Rannulph Junuh (Matt Damon) is lost. The once golden golf hero from Savanna, Georgia returns home shaken by World War I. “Unable to face a hero’s welcome,” as the narrator begins, he throws away golf as well as his former girlfriend, Southern belle Adele Invergordon (Charlize Theron), and takes to drinking and playing cards.
Fourteen years after Junuh’s return from the war and in the throes of the Great Depression, Adele attempts to save her father’s rich golf club by hosting an exhibition match between Bobby Jones (Jed Grestch) and Walter Hagen (Bruce McGill), the two golf greats of the time. To defend the South, the town demands that Junuh represent them in the match. Junuh refuses, unable to find the swing that once exalted him to glory. Enter Bagger Vance (Will Smith), a Christ-like, caddy guru who convinces Junuh to play in the match as well as face his demons.

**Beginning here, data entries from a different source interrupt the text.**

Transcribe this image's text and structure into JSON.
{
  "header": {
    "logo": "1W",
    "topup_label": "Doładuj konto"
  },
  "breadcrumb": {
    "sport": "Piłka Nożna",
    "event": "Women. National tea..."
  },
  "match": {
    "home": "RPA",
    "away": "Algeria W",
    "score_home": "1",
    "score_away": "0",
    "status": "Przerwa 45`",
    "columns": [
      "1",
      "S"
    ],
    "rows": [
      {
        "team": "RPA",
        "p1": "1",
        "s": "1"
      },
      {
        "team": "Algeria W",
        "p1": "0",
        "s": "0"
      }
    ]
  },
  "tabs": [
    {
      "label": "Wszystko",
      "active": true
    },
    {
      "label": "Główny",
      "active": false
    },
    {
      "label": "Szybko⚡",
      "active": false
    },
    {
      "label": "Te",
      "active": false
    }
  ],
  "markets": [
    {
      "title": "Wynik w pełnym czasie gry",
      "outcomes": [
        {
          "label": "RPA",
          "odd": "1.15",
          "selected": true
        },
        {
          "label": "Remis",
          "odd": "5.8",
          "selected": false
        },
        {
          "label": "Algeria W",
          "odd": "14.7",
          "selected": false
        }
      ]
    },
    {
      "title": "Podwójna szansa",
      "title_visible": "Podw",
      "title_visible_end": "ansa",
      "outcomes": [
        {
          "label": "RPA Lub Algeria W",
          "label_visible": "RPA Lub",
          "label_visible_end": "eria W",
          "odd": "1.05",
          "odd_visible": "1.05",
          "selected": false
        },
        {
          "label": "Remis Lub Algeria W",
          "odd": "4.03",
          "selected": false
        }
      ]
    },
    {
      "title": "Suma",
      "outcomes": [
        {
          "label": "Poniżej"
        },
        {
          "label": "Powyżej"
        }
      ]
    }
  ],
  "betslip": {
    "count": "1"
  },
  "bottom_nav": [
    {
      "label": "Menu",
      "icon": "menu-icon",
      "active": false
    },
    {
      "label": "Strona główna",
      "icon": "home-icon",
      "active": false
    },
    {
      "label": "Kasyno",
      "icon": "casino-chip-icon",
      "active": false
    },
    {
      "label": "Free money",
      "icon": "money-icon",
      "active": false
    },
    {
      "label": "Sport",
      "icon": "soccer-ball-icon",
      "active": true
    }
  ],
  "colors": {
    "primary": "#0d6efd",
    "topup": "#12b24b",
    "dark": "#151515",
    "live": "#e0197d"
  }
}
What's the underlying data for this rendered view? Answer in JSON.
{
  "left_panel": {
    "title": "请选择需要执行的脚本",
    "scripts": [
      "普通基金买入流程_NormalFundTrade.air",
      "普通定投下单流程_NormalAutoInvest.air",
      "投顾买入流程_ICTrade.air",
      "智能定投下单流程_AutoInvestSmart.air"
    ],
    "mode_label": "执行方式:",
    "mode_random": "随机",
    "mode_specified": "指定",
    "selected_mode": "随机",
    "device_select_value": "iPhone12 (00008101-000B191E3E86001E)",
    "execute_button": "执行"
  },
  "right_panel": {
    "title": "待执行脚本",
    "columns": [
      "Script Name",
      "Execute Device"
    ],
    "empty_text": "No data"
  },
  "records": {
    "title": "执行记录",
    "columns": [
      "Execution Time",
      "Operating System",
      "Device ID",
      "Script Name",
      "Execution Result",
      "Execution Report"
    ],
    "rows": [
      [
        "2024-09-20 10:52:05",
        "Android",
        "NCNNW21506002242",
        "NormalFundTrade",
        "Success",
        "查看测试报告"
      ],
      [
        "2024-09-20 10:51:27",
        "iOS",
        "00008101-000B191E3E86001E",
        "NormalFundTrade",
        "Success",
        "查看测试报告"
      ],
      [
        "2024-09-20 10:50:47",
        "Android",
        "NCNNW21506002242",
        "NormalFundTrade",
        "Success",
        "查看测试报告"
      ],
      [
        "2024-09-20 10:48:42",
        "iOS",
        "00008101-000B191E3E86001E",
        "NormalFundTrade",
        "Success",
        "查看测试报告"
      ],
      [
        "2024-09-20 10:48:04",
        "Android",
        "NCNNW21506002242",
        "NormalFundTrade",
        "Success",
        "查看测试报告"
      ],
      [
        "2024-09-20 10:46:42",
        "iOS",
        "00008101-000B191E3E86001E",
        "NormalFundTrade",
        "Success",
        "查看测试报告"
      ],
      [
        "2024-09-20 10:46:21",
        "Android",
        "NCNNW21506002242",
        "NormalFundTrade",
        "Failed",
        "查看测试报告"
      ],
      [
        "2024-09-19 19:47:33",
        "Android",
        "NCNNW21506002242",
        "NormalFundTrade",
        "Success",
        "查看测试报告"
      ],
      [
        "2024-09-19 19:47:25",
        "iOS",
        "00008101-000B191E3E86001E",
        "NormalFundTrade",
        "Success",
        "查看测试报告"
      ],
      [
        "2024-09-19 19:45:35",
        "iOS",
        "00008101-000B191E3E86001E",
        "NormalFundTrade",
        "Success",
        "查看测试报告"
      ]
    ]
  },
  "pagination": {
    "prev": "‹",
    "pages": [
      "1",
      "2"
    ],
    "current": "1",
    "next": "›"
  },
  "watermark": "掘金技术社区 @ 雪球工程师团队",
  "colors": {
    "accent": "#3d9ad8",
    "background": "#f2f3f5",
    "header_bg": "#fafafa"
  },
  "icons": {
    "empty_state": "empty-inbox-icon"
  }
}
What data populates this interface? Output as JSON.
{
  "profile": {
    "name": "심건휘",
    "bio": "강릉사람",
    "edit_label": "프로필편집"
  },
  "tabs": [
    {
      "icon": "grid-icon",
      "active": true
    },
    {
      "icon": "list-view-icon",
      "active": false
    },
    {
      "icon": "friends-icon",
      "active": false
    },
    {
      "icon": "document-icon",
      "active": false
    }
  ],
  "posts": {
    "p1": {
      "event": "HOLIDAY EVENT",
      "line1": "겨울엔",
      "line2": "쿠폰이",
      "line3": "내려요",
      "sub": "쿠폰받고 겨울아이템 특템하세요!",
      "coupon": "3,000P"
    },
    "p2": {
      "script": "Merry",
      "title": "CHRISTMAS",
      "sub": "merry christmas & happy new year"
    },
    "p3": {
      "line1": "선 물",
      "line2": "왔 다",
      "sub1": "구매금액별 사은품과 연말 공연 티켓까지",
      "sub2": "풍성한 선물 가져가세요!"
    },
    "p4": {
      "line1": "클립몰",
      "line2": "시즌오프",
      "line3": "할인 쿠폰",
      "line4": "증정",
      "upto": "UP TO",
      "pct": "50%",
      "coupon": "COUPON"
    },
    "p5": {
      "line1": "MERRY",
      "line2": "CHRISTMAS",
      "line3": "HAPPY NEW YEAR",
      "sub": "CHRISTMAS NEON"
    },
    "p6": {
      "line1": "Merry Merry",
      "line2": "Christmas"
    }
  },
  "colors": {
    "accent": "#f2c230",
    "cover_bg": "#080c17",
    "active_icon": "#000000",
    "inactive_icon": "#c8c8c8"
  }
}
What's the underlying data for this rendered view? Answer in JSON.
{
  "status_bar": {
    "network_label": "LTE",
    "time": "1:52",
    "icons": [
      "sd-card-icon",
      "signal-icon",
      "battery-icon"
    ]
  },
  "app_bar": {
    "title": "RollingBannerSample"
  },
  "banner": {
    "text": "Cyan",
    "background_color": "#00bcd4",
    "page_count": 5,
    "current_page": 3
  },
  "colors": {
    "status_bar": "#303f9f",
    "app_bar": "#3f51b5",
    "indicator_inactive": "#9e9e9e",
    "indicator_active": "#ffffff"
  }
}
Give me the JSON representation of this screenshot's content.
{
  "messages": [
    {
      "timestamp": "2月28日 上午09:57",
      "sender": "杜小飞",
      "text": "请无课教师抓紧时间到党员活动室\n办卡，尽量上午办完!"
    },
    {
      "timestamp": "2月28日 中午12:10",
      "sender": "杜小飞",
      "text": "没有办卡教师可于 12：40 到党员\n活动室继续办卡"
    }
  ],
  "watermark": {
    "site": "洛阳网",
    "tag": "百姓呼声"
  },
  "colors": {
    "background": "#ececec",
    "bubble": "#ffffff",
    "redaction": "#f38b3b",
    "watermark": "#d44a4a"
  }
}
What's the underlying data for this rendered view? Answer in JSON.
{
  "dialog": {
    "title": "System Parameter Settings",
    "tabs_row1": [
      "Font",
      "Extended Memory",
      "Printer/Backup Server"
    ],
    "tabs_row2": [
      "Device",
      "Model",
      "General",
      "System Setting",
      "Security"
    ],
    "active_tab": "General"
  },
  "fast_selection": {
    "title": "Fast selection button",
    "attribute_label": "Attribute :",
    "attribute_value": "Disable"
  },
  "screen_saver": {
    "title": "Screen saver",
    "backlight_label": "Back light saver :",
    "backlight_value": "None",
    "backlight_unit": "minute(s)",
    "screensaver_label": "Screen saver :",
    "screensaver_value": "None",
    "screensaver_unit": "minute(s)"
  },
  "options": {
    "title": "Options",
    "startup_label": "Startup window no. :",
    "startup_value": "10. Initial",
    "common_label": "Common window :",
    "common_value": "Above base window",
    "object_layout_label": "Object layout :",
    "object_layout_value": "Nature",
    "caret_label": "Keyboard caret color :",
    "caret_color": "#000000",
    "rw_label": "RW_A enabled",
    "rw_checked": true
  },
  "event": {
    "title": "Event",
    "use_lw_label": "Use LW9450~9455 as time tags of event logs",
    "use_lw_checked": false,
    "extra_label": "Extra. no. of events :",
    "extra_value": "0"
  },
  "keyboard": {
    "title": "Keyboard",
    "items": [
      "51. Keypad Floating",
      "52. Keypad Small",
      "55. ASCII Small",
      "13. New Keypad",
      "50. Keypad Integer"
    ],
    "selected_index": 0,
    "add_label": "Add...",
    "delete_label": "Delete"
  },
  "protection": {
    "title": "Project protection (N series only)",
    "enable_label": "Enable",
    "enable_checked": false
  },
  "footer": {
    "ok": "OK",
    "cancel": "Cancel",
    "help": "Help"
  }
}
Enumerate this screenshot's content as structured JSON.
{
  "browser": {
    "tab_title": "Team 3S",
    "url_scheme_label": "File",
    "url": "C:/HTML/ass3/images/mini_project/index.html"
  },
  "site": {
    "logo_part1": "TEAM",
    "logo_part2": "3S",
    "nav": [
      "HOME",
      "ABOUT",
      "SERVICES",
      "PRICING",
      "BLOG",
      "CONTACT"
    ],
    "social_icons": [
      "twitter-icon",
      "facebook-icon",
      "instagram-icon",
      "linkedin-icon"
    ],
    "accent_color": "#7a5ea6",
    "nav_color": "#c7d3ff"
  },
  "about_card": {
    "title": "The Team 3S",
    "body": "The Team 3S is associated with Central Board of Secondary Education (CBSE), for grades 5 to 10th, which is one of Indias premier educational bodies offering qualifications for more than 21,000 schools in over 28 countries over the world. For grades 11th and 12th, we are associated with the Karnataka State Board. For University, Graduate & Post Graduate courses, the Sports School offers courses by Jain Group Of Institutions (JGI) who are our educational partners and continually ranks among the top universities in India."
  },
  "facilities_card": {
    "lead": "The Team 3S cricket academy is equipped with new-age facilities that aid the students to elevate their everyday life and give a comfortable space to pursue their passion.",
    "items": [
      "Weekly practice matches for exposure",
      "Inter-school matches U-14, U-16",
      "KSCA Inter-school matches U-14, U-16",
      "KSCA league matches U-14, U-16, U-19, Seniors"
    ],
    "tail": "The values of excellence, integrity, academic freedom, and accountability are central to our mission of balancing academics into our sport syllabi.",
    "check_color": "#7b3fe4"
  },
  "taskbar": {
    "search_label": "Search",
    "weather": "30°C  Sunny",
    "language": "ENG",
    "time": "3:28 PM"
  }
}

“A man’s grip on his golf swing is like his grip on the world,” Bagger Vance states in the movie. If only the film itself could take its own advice and get a grip on its story. It has beautiful camera angles and cinematography, and is obviously in love with the South and the game of golf. It has a weird, quiet feel to it and there are many good moments.
But even Robert Redford’s artful direction and Matt Damon and Will Smiths’ sweet performances can’t shake the fact that the characters have no substance to them and that the story is totally predictable. The relationship between Junuh and Adele, for example, is annoyingly underdeveloped, and some of the lines Will Smith is forced to deliver are so sentimental that they trivialize the religion and spirituality the movie takes so seriously. One wonders if, instead of seeing this movie, we could have all just read something good by Kerouac and said to hell with it.
There is a point in the film when Bagger tells Junuh that it’s time to let go of the past. Junuh replies despairingly, “I don’t know how.” Matt Damon’s eyes and the movie’s lighting slyly attempt to create a truly great movie moment here. But then the film starts once again to take itself way too seriously, blaring Faust